**BRIEF:**
Go through the entries, filter for the word "WHERE", and copy every line that has it.

(Stored items from a collection)

---*---

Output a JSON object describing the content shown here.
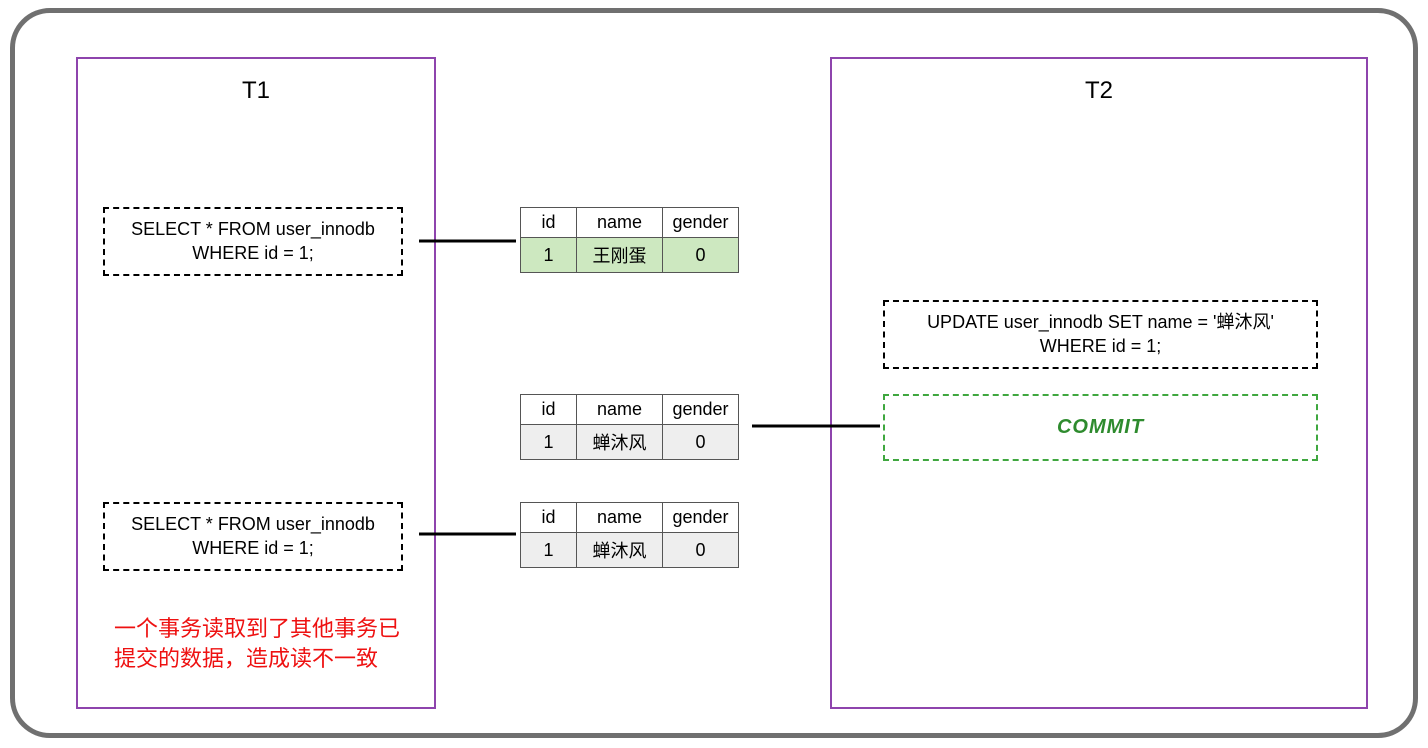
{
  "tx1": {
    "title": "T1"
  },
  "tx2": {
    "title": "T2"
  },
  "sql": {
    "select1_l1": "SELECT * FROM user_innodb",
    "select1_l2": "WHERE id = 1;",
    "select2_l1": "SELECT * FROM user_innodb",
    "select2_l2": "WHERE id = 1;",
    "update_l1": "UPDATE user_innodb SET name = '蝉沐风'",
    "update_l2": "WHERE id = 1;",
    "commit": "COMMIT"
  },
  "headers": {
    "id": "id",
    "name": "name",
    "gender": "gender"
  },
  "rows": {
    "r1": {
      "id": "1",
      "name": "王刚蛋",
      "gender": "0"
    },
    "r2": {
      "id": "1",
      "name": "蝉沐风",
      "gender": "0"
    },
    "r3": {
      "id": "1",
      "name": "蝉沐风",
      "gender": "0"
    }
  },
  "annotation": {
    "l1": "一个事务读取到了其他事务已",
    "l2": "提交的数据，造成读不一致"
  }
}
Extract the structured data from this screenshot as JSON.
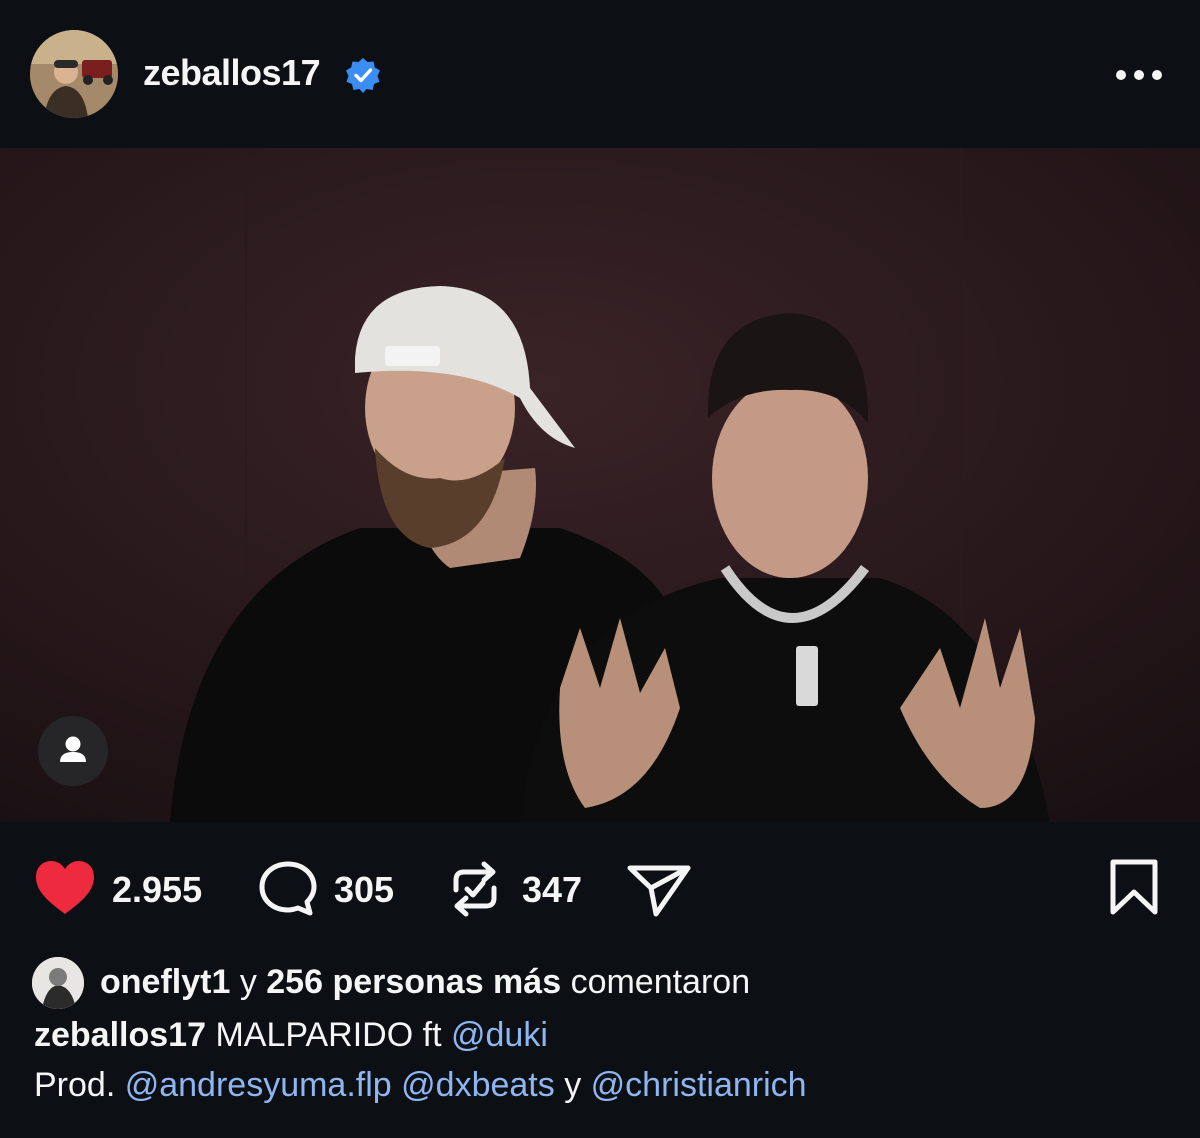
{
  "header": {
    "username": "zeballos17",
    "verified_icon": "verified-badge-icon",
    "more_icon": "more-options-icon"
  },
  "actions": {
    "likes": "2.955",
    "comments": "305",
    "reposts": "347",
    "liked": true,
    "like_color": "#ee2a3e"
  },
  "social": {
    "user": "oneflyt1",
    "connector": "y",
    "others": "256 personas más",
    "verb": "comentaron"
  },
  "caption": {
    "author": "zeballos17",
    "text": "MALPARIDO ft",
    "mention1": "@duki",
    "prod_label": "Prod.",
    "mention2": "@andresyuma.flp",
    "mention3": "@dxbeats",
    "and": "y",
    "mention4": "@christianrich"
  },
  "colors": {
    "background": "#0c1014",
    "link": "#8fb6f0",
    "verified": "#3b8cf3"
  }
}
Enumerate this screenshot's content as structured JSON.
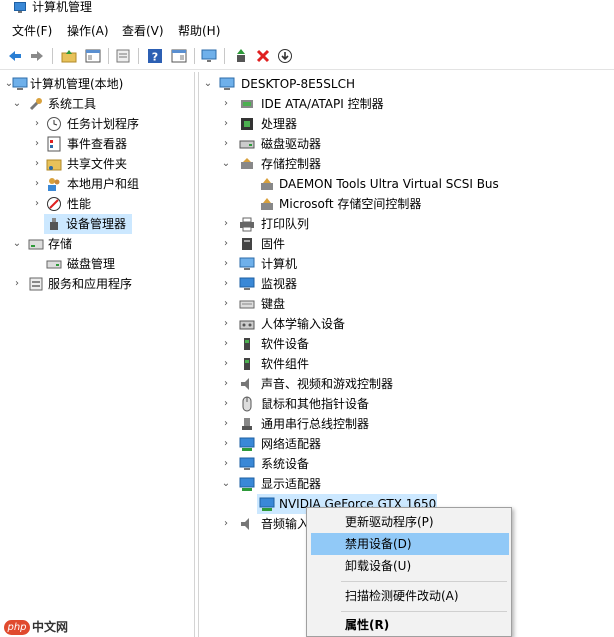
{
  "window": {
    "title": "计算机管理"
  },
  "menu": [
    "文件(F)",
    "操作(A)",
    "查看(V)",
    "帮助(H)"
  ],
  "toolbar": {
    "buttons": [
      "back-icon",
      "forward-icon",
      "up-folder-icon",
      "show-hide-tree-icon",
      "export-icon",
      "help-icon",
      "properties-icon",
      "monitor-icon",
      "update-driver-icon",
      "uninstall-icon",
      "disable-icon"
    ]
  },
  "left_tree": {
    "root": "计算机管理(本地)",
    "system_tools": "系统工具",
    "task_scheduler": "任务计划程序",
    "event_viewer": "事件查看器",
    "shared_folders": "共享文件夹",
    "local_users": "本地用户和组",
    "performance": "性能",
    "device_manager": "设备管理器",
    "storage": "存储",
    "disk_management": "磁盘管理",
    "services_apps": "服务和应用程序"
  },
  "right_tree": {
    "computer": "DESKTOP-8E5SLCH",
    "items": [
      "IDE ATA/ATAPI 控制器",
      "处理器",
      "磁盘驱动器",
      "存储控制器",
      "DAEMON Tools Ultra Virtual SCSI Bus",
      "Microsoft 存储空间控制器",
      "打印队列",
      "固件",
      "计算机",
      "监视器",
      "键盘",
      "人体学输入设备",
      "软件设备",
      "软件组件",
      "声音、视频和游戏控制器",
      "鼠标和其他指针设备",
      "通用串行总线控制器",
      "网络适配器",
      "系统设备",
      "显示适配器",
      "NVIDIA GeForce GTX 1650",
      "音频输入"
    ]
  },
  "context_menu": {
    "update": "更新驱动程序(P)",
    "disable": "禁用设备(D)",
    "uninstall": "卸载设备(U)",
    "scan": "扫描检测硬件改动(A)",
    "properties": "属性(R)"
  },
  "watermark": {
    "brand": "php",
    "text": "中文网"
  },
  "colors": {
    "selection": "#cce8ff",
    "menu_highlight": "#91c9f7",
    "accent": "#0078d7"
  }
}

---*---

**ANSWER TO THE EXERCISE:**
    "select1_l2": "WHERE id = 1;",
    "select2_l2": "WHERE id = 1;",
    "update_l2": "WHERE id = 1;",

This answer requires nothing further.